1. The diagnosis was correct. I did in fact have pancreatic cancer.
2. I no longer have evidence on CT of a tumor, which was the method used that originally found the tumor. The doctor said that I cannot say I am in remission because I have not yet had the final test: an endoscopic ultrasound to confirm that the tumor is gone. At the moment, I’m not that interested in having the procedure. Though it’s probably pretty safe, I had trouble waking up from it last time, so there’s always the chance that something could go wrong. It would be a great irony if I survived pancreatic cancer and succumbed to anesthesia.
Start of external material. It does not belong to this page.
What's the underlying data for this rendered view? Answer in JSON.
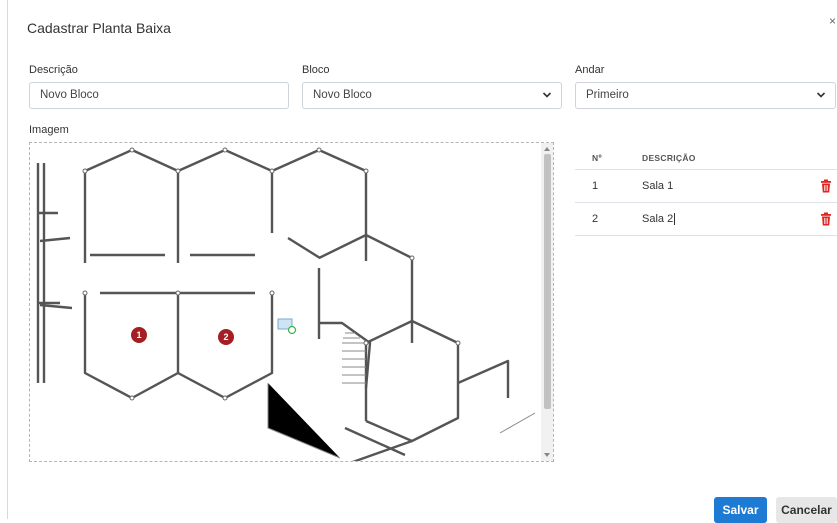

At this point, what I can say to you is that I appear to be cancer free. That’s pretty, incredibly huge. I really have no idea why the tumor is gone, nor do the doctors. I do, though, have a deep intuition about what helped me get this far.
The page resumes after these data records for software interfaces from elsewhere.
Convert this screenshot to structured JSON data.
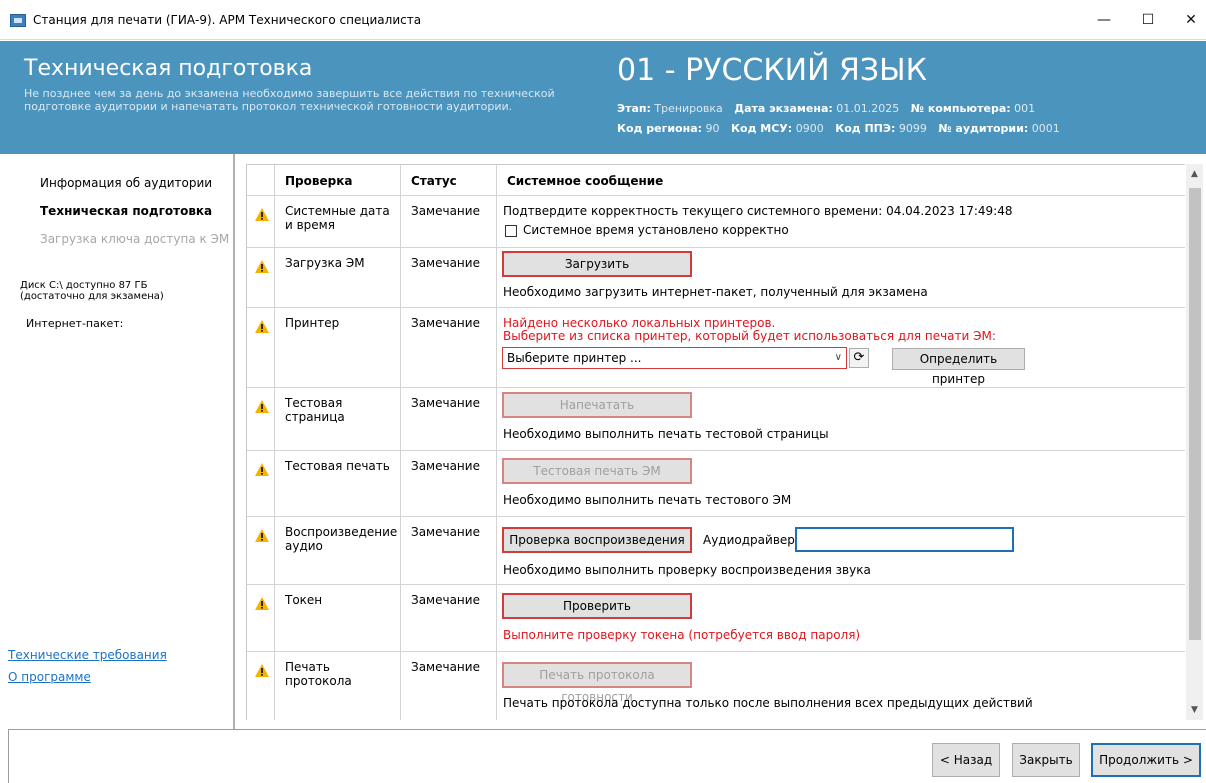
{
  "window": {
    "title": "Станция для печати (ГИА-9). АРМ Технического специалиста",
    "controls": {
      "minimize": "—",
      "maximize": "☐",
      "close": "✕"
    }
  },
  "header": {
    "title": "Техническая подготовка",
    "note": "Не позднее чем за день до экзамена необходимо завершить все действия по технической подготовке аудитории и напечатать протокол технической готовности аудитории.",
    "subject": "01 - РУССКИЙ ЯЗЫК",
    "meta": {
      "stage_label": "Этап:",
      "stage": "Тренировка",
      "exam_date_label": "Дата экзамена:",
      "exam_date": "01.01.2025",
      "computer_label": "№ компьютера:",
      "computer": "001",
      "region_label": "Код региона:",
      "region": "90",
      "msu_label": "Код МСУ:",
      "msu": "0900",
      "ppe_label": "Код ППЭ:",
      "ppe": "9099",
      "room_label": "№ аудитории:",
      "room": "0001"
    },
    "colors": {
      "background": "#4b94bd"
    }
  },
  "sidebar": {
    "items": [
      {
        "label": "Информация об аудитории",
        "state": "normal"
      },
      {
        "label": "Техническая подготовка",
        "state": "active"
      },
      {
        "label": "Загрузка ключа доступа к ЭМ",
        "state": "disabled"
      }
    ],
    "disk": "Диск С:\\ доступно 87 ГБ\n(достаточно для экзамена)",
    "internet_package": "Интернет-пакет:",
    "links": {
      "tech_requirements": "Технические требования",
      "about": "О программе"
    }
  },
  "table": {
    "columns": [
      "Проверка",
      "Статус",
      "Системное сообщение"
    ],
    "rows": [
      {
        "check": "Системные дата и время",
        "status": "Замечание",
        "icon": "warning-icon",
        "message": "Подтвердите корректность текущего системного времени: 04.04.2023 17:49:48",
        "checkbox_label": "Системное время установлено корректно",
        "checkbox_checked": false
      },
      {
        "check": "Загрузка ЭМ",
        "status": "Замечание",
        "icon": "warning-icon",
        "button": "Загрузить",
        "message": "Необходимо загрузить интернет-пакет, полученный для экзамена"
      },
      {
        "check": "Принтер",
        "status": "Замечание",
        "icon": "warning-icon",
        "message_red_1": "Найдено несколько локальных принтеров.",
        "message_red_2": "Выберите из списка принтер, который будет использоваться для печати ЭМ:",
        "select_value": "Выберите принтер ...",
        "refresh_icon": "refresh-icon",
        "detect_button": "Определить принтер"
      },
      {
        "check": "Тестовая страница",
        "status": "Замечание",
        "icon": "warning-icon",
        "button": "Напечатать",
        "button_disabled": true,
        "message": "Необходимо выполнить печать тестовой страницы"
      },
      {
        "check": "Тестовая печать",
        "status": "Замечание",
        "icon": "warning-icon",
        "button": "Тестовая печать ЭМ",
        "button_disabled": true,
        "message": "Необходимо выполнить печать тестового ЭМ"
      },
      {
        "check": "Воспроизведение аудио",
        "status": "Замечание",
        "icon": "warning-icon",
        "button": "Проверка воспроизведения",
        "audio_label": "Аудиодрайвер:",
        "audio_value": "",
        "message": "Необходимо выполнить проверку воспроизведения звука"
      },
      {
        "check": "Токен",
        "status": "Замечание",
        "icon": "warning-icon",
        "button": "Проверить",
        "message_red": "Выполните проверку токена (потребуется ввод пароля)"
      },
      {
        "check": "Печать протокола",
        "status": "Замечание",
        "icon": "warning-icon",
        "button": "Печать протокола готовности",
        "button_disabled": true,
        "message": "Печать протокола доступна только после выполнения всех предыдущих действий"
      }
    ]
  },
  "footer": {
    "back": "< Назад",
    "close": "Закрыть",
    "continue": "Продолжить >"
  },
  "colors": {
    "warning": "#f2b400",
    "error_text": "#e0141c",
    "link": "#1a73c9",
    "primary_border": "#1f6fb7"
  }
}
1. Changing my diet and environment.
2. Facing my death. I feel fortunate that I have been walking a spiritual path for many, many years and had a lot of tools to use. I guess at some point, we all have to do it. It just takes a little bit of courage to face. Really, that’s my experience. Just a little bit. It felt huge at the time, but when there’s nothing else to do, what else can you do but just do it? Once this diagnosis is there, it’s always there, it’s always looking at you. Might as well turn around and look back. I found that it freed me from worrying about it and allowed me to live my life right now. Someone asked me at what point I had decided to live, but truthfully I never did. I expected to die. Yet on reflection, I think facing my death freed my life up and allowed me to deeply live the time I had left. I suspect that just living life to the fullest, with joy and friends and wonder, served as my decision to live.
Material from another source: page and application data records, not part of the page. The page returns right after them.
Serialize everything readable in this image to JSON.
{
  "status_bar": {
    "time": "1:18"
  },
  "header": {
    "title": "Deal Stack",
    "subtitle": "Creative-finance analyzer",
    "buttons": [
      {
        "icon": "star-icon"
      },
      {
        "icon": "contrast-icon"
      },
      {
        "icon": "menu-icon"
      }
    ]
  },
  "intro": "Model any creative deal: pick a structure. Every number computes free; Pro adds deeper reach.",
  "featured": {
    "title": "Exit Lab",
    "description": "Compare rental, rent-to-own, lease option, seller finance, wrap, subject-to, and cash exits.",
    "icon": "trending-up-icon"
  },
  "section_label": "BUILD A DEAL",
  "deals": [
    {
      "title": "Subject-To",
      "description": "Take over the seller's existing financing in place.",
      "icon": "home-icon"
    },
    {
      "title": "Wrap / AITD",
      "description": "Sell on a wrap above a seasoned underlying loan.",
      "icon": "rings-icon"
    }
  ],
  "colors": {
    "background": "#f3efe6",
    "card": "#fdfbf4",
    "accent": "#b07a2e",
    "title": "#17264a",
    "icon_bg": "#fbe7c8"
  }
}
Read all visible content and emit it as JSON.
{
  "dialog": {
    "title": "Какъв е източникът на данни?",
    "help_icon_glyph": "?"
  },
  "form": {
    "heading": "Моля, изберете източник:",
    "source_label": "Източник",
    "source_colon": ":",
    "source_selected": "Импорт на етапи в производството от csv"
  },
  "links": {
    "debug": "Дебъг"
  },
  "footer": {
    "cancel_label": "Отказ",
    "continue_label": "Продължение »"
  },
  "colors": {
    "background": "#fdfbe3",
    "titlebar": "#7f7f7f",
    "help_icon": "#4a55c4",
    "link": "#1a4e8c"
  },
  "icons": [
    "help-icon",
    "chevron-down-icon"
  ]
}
3. Support from my friends and family. I really couldn’t have done this without them. Really. They filled me up when I was empty and afraid. They carried me on their shoulders time after time. But I had to ask for help. It was time I got over the hesitation I had about asking others to help me. I asked for help. I asked for support. Most people want to help but don’t know what to do. I told them what I needed. I had conversations that helped me figure out what I needed. Why is it so hard for us to ask for help? I don’t know.
4. Energy work. Truly, deeply wonderful, amazing stuff. The woman who worked with me weekly helped me find my courage, my strength, my inner healer, my peace and, finally, my wings.
5. Forgiveness and gratitude. The two go together. You can’t do forgiveness work without feeling gratitude; at least that’s been my experience. Maybe they are reverse sides of the same coin.
6. A deep and renewed connection to Spirit. I thought I was well connected before this happened, but I did a pretty thorough reassessment of my connection to Spirit- or the Universe or The Great Mystery – whatever your name for Source. That fed me, supported me, gave me comfort and hope, eased my mind and my heart. I fell into a stressless cloud of love – that’s how Spirit feels to me.